What to produce
Within the material below, filter for lines that hold the word "Parete".

Available data
*****

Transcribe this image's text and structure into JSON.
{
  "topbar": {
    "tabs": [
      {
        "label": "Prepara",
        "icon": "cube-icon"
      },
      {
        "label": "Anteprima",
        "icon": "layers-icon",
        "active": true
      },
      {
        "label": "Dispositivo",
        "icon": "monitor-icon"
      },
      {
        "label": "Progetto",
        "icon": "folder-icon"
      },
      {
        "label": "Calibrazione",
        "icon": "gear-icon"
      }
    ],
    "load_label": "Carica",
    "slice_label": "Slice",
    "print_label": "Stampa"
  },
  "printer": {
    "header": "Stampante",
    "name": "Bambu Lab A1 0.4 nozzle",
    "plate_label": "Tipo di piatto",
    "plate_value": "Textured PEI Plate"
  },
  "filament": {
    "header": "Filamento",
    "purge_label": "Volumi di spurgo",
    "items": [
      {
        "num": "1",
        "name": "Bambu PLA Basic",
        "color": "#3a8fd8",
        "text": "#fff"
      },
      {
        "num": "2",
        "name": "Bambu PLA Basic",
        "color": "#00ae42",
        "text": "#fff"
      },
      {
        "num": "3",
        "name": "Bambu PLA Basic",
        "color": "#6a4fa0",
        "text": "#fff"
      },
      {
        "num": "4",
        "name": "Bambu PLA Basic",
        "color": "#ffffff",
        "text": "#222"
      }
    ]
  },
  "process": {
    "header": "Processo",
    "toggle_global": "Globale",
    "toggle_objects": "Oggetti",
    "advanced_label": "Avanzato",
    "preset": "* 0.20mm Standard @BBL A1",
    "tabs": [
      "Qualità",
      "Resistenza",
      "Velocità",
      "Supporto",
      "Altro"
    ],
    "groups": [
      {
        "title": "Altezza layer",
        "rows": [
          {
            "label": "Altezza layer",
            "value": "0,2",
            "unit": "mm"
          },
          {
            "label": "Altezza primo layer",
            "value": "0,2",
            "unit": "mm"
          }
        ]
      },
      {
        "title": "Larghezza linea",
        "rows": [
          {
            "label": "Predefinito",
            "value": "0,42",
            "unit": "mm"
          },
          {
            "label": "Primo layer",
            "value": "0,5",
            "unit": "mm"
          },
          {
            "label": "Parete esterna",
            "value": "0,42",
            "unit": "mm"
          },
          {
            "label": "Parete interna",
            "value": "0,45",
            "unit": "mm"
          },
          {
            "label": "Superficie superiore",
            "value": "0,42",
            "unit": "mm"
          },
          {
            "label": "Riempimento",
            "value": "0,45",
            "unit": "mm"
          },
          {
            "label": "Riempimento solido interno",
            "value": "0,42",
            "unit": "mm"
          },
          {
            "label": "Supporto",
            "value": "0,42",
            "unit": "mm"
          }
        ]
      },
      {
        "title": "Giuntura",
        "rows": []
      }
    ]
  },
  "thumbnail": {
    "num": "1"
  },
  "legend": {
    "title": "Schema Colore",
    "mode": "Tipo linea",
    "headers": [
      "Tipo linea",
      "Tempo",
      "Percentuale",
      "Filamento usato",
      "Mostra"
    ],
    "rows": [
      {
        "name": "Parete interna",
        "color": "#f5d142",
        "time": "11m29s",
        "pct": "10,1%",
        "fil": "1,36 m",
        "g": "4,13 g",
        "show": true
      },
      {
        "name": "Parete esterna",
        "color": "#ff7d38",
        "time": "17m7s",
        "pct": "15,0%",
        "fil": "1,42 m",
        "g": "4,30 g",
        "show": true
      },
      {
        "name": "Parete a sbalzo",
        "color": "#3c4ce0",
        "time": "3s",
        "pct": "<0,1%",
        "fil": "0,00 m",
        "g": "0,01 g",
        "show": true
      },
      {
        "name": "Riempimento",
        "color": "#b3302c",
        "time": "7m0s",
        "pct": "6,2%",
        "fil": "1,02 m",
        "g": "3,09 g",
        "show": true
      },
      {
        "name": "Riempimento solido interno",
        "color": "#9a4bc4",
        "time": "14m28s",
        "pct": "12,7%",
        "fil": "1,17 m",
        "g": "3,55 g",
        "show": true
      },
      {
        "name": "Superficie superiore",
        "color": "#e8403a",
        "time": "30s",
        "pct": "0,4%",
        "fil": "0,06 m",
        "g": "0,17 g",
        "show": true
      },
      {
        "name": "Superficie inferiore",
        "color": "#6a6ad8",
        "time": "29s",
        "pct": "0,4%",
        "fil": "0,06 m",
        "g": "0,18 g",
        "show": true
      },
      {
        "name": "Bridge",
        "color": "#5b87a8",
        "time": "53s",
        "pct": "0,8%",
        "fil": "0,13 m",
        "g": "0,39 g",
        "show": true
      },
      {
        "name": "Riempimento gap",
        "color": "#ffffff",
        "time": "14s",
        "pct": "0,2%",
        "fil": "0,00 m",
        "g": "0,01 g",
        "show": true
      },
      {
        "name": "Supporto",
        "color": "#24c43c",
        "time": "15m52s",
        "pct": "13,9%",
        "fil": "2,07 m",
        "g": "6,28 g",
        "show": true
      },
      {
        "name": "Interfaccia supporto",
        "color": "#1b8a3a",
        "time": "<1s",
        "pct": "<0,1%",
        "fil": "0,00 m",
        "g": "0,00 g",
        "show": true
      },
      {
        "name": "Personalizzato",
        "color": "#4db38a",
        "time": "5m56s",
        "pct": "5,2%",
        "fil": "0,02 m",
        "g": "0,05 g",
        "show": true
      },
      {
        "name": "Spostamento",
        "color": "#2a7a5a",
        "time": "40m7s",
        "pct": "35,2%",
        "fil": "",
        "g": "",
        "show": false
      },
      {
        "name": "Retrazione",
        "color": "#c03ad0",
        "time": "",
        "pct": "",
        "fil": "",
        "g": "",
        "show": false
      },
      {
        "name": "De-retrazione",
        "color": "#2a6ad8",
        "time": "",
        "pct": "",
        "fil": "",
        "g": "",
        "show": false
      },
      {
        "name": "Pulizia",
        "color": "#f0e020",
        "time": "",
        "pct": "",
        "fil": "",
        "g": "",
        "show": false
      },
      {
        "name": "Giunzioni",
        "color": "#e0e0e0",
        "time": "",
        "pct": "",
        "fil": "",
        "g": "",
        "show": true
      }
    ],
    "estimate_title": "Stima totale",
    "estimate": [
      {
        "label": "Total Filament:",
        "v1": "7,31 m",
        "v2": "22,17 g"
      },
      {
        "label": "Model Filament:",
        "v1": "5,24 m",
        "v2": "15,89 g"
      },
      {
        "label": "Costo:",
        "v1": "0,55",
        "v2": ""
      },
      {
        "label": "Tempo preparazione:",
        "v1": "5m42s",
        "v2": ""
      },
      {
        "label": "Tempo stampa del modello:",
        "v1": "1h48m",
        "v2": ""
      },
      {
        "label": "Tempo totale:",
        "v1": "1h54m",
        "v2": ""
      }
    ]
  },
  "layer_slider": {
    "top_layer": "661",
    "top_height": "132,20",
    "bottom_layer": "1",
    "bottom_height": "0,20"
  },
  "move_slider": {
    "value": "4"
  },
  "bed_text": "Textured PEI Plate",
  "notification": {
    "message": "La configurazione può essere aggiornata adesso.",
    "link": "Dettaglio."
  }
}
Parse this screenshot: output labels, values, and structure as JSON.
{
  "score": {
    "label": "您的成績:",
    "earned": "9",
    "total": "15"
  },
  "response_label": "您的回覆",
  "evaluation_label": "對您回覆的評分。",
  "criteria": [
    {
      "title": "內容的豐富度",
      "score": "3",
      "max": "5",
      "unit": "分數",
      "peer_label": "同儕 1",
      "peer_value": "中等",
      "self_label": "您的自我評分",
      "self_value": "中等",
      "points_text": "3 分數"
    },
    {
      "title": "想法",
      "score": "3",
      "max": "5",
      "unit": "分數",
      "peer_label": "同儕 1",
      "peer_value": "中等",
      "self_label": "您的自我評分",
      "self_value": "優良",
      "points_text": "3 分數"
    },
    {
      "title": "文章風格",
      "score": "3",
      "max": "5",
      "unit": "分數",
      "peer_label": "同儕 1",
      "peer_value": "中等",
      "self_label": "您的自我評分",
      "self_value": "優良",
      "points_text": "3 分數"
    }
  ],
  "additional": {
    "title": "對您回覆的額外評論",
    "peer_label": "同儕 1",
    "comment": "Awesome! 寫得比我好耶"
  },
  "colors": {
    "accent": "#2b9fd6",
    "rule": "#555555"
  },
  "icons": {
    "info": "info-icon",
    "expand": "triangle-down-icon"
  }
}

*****

Solution for this problem
            "label": "Parete esterna",
            "label": "Parete interna",
        "name": "Parete interna",
        "name": "Parete esterna",
        "name": "Parete a sbalzo",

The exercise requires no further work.